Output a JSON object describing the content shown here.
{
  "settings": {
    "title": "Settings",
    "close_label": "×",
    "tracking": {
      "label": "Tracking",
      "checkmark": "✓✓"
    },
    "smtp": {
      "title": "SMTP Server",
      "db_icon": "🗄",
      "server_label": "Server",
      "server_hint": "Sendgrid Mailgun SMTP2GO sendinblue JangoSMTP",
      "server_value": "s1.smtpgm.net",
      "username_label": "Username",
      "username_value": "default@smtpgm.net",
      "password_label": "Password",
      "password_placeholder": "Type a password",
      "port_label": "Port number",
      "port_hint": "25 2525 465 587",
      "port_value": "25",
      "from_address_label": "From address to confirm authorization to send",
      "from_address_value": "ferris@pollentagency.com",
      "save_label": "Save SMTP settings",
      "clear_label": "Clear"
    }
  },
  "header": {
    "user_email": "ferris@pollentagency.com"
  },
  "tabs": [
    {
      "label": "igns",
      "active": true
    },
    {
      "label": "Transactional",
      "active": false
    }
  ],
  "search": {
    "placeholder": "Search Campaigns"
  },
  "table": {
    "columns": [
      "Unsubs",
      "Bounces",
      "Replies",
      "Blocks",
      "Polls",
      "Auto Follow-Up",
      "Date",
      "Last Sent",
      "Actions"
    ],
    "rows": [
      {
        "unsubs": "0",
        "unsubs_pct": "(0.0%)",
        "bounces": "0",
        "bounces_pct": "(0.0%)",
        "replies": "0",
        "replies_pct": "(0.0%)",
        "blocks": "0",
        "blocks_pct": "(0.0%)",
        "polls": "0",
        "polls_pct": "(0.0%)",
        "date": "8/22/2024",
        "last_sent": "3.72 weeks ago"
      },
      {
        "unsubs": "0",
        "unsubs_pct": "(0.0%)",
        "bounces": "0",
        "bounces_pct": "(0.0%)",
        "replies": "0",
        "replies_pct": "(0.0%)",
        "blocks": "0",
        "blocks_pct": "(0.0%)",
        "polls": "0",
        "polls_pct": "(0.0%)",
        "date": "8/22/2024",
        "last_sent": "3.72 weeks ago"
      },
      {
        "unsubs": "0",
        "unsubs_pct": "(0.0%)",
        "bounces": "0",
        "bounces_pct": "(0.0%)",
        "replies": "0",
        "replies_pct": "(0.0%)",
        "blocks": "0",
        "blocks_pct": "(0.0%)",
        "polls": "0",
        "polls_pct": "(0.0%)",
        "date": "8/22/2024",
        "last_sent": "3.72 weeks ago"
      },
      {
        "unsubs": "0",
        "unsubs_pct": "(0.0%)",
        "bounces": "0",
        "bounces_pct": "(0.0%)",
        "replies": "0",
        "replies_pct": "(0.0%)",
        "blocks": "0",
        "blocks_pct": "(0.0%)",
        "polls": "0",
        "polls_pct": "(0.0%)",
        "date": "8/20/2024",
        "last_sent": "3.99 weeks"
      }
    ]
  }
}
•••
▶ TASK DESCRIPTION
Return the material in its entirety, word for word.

▶ WRITTEN ANSWER
Output a JSON object describing the content shown here.
{
  "settings": {
    "title": "Settings",
    "close_label": "×",
    "tracking": {
      "label": "Tracking",
      "checkmark": "✓✓"
    },
    "smtp": {
      "title": "SMTP Server",
      "db_icon": "🗄",
      "server_label": "Server",
      "server_hint": "Sendgrid Mailgun SMTP2GO sendinblue JangoSMTP",
      "server_value": "s1.smtpgm.net",
      "username_label": "Username",
      "username_value": "default@smtpgm.net",
      "password_label": "Password",
      "password_placeholder": "Type a password",
      "port_label": "Port number",
      "port_hint": "25 2525 465 587",
      "port_value": "25",
      "from_address_label": "From address to confirm authorization to send",
      "from_address_value": "ferris@pollentagency.com",
      "save_label": "Save SMTP settings",
      "clear_label": "Clear"
    }
  },
  "header": {
    "user_email": "ferris@pollentagency.com"
  },
  "tabs": [
    {
      "label": "igns",
      "active": true
    },
    {
      "label": "Transactional",
      "active": false
    }
  ],
  "search": {
    "placeholder": "Search Campaigns"
  },
  "table": {
    "columns": [
      "Unsubs",
      "Bounces",
      "Replies",
      "Blocks",
      "Polls",
      "Auto Follow-Up",
      "Date",
      "Last Sent",
      "Actions"
    ],
    "rows": [
      {
        "unsubs": "0",
        "unsubs_pct": "(0.0%)",
        "bounces": "0",
        "bounces_pct": "(0.0%)",
        "replies": "0",
        "replies_pct": "(0.0%)",
        "blocks": "0",
        "blocks_pct": "(0.0%)",
        "polls": "0",
        "polls_pct": "(0.0%)",
        "date": "8/22/2024",
        "last_sent": "3.72 weeks ago"
      },
      {
        "unsubs": "0",
        "unsubs_pct": "(0.0%)",
        "bounces": "0",
        "bounces_pct": "(0.0%)",
        "replies": "0",
        "replies_pct": "(0.0%)",
        "blocks": "0",
        "blocks_pct": "(0.0%)",
        "polls": "0",
        "polls_pct": "(0.0%)",
        "date": "8/22/2024",
        "last_sent": "3.72 weeks ago"
      },
      {
        "unsubs": "0",
        "unsubs_pct": "(0.0%)",
        "bounces": "0",
        "bounces_pct": "(0.0%)",
        "replies": "0",
        "replies_pct": "(0.0%)",
        "blocks": "0",
        "blocks_pct": "(0.0%)",
        "polls": "0",
        "polls_pct": "(0.0%)",
        "date": "8/22/2024",
        "last_sent": "3.72 weeks ago"
      },
      {
        "unsubs": "0",
        "unsubs_pct": "(0.0%)",
        "bounces": "0",
        "bounces_pct": "(0.0%)",
        "replies": "0",
        "replies_pct": "(0.0%)",
        "blocks": "0",
        "blocks_pct": "(0.0%)",
        "polls": "0",
        "polls_pct": "(0.0%)",
        "date": "8/20/2024",
        "last_sent": "3.99 weeks"
      }
    ]
  }
}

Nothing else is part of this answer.